Sesame Street ready to return to China
By Jonathan Landreth
BEIJING (Hollywood Reporter) - Twenty-seven years after Big Bird first landed in China, a short, localized, Mandarin-language version of "Sesame Street" will premiere in Shanghai on December 22.
A lot has changed in the media since the one-off movie "Big Bird in China" first brought Chinese and Western television together in 1983. The eight-foot-tall yellow bird returned when General Electric sponsored "Sesame Street" on Shanghai TV from 1998-2001, but his nest didn't last in a media landscape where regulators held greater sway than consumers.
While Viacom's Nickelodeon has managed to make "Spongebob Squarepants" among the top TV shows for kids in China, government regulations have in recent years made it difficult for other imported kids' programing to reach what 2008 data from UNICEF suggest is the potential target audience of more than 87 million Chinese viewers under the age of five.
Although those kids' parents, especially those in China's swelling middle-class, increasingly are voting with their wallets -- and with their television remote controls -- Beijing's regulators restrict foreign participation in the country's historically staid homegrown media sector.
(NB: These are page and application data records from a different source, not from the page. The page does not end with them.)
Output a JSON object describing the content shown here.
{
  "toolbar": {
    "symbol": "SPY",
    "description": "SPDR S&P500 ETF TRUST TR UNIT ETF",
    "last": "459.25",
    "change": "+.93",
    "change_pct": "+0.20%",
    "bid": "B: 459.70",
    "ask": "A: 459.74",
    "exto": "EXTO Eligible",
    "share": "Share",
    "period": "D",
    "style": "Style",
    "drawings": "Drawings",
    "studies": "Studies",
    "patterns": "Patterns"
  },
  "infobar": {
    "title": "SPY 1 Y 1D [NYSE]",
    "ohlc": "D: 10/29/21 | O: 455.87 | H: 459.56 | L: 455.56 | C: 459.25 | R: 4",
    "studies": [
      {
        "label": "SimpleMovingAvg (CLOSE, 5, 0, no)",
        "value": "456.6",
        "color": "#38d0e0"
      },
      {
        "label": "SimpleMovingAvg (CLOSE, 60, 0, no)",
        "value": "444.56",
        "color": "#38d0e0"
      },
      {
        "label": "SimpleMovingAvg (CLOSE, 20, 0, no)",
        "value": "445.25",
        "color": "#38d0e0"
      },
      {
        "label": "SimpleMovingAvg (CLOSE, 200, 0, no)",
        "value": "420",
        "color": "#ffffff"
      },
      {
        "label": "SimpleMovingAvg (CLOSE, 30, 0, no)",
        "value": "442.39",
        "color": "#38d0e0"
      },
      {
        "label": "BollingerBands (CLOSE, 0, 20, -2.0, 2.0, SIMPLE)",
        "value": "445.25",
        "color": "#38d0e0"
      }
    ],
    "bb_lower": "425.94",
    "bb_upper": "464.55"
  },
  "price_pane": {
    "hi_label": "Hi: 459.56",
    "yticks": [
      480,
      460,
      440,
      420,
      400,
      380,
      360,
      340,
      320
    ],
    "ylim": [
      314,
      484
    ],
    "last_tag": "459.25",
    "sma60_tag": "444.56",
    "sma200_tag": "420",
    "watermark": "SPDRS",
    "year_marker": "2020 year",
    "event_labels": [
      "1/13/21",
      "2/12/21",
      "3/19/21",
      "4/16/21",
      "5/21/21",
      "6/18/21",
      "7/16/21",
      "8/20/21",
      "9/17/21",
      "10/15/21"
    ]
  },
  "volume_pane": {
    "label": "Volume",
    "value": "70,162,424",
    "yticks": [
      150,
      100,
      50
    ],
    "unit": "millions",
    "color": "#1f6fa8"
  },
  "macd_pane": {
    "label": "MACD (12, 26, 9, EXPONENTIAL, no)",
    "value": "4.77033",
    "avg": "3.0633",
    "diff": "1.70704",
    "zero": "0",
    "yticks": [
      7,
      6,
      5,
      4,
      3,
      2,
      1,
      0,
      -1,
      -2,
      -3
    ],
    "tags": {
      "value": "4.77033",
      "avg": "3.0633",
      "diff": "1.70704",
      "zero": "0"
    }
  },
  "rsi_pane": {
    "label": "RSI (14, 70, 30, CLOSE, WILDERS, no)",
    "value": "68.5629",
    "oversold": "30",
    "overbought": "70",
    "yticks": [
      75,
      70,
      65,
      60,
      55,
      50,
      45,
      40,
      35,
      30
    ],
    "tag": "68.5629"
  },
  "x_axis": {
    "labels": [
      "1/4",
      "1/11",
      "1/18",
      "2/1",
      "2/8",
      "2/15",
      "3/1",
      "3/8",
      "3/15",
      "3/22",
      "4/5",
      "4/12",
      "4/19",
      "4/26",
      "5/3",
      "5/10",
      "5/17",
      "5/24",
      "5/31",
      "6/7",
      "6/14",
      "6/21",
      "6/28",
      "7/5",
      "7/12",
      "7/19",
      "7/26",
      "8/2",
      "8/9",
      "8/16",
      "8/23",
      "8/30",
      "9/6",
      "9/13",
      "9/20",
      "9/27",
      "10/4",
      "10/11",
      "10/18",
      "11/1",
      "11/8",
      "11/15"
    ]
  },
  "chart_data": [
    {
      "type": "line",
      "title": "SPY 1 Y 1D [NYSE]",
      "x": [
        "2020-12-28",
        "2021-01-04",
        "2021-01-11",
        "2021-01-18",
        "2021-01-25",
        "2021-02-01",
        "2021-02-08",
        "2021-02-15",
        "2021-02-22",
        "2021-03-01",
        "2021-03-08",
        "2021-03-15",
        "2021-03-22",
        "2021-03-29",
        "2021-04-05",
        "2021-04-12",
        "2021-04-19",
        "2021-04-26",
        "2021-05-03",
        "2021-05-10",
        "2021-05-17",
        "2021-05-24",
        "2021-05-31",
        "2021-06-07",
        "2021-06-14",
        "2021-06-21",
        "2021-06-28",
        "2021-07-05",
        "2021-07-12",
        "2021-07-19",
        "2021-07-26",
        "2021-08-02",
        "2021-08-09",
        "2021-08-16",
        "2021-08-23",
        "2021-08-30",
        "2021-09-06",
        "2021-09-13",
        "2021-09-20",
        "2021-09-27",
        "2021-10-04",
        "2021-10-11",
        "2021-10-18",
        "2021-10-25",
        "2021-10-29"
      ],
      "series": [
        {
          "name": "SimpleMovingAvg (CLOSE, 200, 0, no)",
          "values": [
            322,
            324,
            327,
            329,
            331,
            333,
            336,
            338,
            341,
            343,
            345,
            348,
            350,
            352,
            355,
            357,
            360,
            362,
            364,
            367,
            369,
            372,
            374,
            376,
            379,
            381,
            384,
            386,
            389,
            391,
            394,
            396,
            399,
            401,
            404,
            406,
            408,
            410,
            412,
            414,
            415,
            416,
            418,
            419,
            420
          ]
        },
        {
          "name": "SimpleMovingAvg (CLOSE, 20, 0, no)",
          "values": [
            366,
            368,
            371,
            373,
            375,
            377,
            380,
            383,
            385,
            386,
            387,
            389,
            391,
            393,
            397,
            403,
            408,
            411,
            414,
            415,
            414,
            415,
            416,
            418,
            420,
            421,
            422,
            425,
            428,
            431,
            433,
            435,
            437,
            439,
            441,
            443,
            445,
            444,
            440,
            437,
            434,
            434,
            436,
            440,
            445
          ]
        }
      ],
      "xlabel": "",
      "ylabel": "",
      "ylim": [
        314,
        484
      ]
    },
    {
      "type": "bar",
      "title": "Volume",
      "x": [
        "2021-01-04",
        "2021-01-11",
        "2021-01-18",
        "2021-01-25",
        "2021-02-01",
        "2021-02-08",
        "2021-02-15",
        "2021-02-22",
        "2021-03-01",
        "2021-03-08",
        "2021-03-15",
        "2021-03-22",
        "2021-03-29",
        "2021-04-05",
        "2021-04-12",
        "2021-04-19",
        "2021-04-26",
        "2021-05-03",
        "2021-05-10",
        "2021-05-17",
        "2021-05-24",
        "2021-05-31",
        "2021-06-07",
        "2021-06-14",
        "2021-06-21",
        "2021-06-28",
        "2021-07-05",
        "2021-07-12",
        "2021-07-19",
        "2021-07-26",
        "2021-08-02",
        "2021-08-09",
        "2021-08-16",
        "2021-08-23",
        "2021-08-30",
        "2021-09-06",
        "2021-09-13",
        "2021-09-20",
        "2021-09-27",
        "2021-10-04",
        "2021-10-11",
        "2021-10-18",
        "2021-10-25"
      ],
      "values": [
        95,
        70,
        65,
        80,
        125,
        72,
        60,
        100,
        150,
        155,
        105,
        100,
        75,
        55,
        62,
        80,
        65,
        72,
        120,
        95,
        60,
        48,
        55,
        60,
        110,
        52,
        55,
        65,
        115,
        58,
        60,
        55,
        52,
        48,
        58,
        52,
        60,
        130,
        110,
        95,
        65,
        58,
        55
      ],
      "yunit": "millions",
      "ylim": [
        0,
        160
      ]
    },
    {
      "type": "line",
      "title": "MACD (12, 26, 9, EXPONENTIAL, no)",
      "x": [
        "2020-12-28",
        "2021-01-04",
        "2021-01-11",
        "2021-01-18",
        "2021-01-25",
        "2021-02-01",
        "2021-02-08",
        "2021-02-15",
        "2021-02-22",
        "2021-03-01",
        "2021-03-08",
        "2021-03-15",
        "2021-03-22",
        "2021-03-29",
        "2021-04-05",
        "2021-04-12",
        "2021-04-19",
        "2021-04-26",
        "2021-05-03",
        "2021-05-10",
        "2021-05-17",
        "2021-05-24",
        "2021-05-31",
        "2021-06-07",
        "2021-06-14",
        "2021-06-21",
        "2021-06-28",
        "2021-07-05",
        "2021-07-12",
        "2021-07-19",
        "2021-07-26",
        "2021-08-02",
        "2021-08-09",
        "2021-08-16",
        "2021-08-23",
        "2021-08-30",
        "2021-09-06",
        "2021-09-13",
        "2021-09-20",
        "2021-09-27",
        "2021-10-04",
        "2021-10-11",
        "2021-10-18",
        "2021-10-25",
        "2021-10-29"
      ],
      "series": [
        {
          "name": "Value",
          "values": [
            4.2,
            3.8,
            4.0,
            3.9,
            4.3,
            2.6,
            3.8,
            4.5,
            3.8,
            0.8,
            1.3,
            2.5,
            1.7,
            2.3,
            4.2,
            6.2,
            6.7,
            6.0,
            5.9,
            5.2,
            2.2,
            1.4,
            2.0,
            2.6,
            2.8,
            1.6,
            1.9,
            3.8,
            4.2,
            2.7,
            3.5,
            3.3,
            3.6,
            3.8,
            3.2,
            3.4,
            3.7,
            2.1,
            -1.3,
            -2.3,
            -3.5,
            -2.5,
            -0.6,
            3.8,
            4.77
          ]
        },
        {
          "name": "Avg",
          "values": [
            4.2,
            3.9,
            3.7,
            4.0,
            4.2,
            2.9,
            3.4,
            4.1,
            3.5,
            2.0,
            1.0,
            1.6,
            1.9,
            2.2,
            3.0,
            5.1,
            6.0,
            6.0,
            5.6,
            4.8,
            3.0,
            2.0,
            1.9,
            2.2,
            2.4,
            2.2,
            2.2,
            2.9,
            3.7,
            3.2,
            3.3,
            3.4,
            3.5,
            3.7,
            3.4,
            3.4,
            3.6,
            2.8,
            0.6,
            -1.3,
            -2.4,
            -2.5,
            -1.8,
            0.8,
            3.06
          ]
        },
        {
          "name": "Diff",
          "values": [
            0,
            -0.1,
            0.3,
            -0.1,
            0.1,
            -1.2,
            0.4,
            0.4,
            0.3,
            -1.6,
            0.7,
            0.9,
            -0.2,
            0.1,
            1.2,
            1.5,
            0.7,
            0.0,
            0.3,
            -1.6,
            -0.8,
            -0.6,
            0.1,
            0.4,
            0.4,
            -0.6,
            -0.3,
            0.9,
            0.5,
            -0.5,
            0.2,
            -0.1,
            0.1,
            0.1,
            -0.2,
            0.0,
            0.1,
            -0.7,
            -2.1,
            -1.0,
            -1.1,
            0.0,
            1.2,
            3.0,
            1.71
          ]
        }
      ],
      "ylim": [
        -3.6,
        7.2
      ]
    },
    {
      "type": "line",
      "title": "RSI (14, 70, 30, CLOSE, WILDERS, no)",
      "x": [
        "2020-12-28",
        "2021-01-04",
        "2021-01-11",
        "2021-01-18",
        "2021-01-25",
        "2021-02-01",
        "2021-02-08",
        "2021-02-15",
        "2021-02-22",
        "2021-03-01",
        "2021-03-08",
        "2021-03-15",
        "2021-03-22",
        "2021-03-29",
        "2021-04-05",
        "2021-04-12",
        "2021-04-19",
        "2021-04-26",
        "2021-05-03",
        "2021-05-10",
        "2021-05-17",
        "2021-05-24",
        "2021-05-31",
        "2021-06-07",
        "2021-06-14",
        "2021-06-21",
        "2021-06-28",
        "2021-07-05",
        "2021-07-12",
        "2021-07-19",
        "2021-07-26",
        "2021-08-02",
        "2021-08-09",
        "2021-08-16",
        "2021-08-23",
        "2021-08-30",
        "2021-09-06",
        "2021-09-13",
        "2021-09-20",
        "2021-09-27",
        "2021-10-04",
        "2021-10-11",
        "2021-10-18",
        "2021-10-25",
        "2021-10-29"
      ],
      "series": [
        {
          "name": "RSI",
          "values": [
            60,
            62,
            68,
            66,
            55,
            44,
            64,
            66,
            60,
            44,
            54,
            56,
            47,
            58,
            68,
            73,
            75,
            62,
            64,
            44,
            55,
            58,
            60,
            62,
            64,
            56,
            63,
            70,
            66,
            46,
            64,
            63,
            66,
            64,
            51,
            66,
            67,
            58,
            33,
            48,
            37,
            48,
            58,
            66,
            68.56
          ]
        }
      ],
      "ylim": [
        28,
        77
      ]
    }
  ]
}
When it comes to kids' programing, the State Administration of Radio, Film and Television has been known to promote local companies with subsidies and bar imported cartoons from prime time TV.
But "Sesame Street" is different from offerings from entertainment-focused companies, says Gary Knell, CEO of the New York City-based nonprofit Sesame Workshop.
"Selling Sesame Street the idea into China wasn't the hard part since now all the people in offices in China are of the generation that knows who we are: educators who use the media to teach kids," Knell told The Hollywood Reporter. "The challenge was to find a sustainable strategy that will keep Sesame Street on the air in China for years to come."
Key to "Sesame Street's" Chinese relaunch was working with Ye Chao, the deputy general manager of Toonmax Media, the youth-oriented satellite channel owned by the Shanghai Media Group, China's No. 2 media conglomerate after state-run China Central Television. Ye worked on the original Chinese "Sesame Street," known, in literal translation, as Zhima Jie.
"This is a Chinese-made show. We listened to what they wanted and worked to create a local show," Knell said. Continued...